Goal of the exercise
Please report, as a single number, how many lines in the entries include the string "Manager".

Data extracts
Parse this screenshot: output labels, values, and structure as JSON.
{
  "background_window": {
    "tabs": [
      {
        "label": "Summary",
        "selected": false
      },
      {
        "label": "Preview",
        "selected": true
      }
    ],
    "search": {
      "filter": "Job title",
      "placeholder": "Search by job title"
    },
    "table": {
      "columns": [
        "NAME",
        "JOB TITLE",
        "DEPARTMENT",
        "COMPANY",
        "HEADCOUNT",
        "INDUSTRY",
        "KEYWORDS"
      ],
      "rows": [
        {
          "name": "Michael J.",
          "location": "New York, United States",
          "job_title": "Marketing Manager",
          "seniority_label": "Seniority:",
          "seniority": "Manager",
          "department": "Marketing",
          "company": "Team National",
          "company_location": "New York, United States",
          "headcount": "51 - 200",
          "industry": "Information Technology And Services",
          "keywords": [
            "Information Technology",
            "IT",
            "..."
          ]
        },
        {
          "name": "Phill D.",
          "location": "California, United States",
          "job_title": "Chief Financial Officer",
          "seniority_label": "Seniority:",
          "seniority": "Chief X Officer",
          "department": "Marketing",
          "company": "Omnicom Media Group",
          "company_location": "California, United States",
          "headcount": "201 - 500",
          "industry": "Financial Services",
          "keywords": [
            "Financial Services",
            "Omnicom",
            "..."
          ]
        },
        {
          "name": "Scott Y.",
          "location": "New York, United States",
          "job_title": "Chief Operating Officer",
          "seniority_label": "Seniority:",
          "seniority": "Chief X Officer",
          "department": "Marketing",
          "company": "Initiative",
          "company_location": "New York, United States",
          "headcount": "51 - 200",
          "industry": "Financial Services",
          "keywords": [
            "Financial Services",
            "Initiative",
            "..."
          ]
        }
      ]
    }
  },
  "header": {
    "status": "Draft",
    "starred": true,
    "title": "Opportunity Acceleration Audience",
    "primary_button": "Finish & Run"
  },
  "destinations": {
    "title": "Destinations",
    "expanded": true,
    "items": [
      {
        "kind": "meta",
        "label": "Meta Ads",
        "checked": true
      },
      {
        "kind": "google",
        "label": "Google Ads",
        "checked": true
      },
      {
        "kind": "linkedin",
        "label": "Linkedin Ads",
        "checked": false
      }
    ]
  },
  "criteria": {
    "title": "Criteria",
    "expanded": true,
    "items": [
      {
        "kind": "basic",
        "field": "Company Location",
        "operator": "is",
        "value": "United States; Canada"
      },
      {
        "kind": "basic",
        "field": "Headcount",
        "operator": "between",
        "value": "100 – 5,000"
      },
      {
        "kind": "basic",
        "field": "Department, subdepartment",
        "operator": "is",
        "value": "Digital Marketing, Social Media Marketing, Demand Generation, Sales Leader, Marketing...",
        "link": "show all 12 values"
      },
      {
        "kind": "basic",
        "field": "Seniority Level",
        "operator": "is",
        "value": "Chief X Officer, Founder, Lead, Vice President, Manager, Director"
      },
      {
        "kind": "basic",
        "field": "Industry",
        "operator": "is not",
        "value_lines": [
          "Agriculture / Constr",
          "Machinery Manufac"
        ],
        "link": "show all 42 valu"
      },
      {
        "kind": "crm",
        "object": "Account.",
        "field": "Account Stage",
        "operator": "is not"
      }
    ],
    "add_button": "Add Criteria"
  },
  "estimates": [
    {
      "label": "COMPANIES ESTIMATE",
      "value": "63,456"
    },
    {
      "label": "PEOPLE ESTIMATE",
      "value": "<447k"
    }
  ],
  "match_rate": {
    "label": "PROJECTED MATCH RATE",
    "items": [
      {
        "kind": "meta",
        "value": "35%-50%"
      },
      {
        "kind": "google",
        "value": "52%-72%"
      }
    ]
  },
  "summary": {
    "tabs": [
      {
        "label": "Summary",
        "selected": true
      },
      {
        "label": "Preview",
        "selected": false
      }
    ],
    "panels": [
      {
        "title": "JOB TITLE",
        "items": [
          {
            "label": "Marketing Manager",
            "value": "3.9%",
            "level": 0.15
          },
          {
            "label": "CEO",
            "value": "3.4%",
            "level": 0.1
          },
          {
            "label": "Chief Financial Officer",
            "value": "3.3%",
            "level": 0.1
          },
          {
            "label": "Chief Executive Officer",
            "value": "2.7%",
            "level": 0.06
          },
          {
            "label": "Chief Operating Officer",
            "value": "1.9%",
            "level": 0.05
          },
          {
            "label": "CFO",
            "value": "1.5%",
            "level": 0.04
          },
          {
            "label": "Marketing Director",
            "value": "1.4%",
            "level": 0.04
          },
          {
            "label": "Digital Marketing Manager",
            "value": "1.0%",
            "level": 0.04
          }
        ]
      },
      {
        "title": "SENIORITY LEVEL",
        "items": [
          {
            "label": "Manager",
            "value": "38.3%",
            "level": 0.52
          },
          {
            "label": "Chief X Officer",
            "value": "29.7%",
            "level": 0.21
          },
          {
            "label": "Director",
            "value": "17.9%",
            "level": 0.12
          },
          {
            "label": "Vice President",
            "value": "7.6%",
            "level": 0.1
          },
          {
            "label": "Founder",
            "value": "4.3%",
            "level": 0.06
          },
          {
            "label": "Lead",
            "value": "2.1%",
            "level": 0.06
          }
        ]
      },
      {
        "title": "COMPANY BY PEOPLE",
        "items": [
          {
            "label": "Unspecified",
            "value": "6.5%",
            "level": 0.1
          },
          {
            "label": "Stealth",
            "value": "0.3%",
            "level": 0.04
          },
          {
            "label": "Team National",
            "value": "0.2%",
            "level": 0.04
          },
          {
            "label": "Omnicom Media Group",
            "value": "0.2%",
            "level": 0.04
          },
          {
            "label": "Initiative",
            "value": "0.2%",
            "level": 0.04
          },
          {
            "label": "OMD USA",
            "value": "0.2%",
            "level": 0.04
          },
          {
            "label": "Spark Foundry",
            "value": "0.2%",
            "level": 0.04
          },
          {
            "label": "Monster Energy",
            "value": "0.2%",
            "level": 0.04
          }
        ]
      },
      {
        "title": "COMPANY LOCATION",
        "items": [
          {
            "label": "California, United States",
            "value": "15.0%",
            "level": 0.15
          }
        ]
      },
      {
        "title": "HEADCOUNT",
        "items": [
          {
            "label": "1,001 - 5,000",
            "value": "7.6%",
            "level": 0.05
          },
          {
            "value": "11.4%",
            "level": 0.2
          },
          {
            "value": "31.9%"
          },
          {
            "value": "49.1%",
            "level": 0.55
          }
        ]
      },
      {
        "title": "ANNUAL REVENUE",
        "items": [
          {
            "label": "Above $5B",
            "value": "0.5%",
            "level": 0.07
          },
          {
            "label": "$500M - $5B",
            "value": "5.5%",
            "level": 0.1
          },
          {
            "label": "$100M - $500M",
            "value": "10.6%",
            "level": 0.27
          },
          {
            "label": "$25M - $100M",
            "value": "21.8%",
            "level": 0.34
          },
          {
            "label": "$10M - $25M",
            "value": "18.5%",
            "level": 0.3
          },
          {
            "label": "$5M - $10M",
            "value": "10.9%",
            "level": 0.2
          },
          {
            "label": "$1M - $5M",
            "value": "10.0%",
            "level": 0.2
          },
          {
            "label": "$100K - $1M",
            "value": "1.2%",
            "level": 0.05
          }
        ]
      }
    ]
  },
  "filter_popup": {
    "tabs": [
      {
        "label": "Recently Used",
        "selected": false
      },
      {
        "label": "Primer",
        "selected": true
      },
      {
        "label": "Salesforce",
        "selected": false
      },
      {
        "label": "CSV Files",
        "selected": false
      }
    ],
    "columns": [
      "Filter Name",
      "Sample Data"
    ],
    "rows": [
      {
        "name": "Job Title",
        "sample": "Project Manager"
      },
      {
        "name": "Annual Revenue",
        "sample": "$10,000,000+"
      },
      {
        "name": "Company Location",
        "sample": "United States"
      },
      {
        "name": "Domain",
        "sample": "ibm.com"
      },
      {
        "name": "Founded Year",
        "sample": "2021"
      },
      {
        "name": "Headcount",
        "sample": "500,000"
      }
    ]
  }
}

Exercise output
7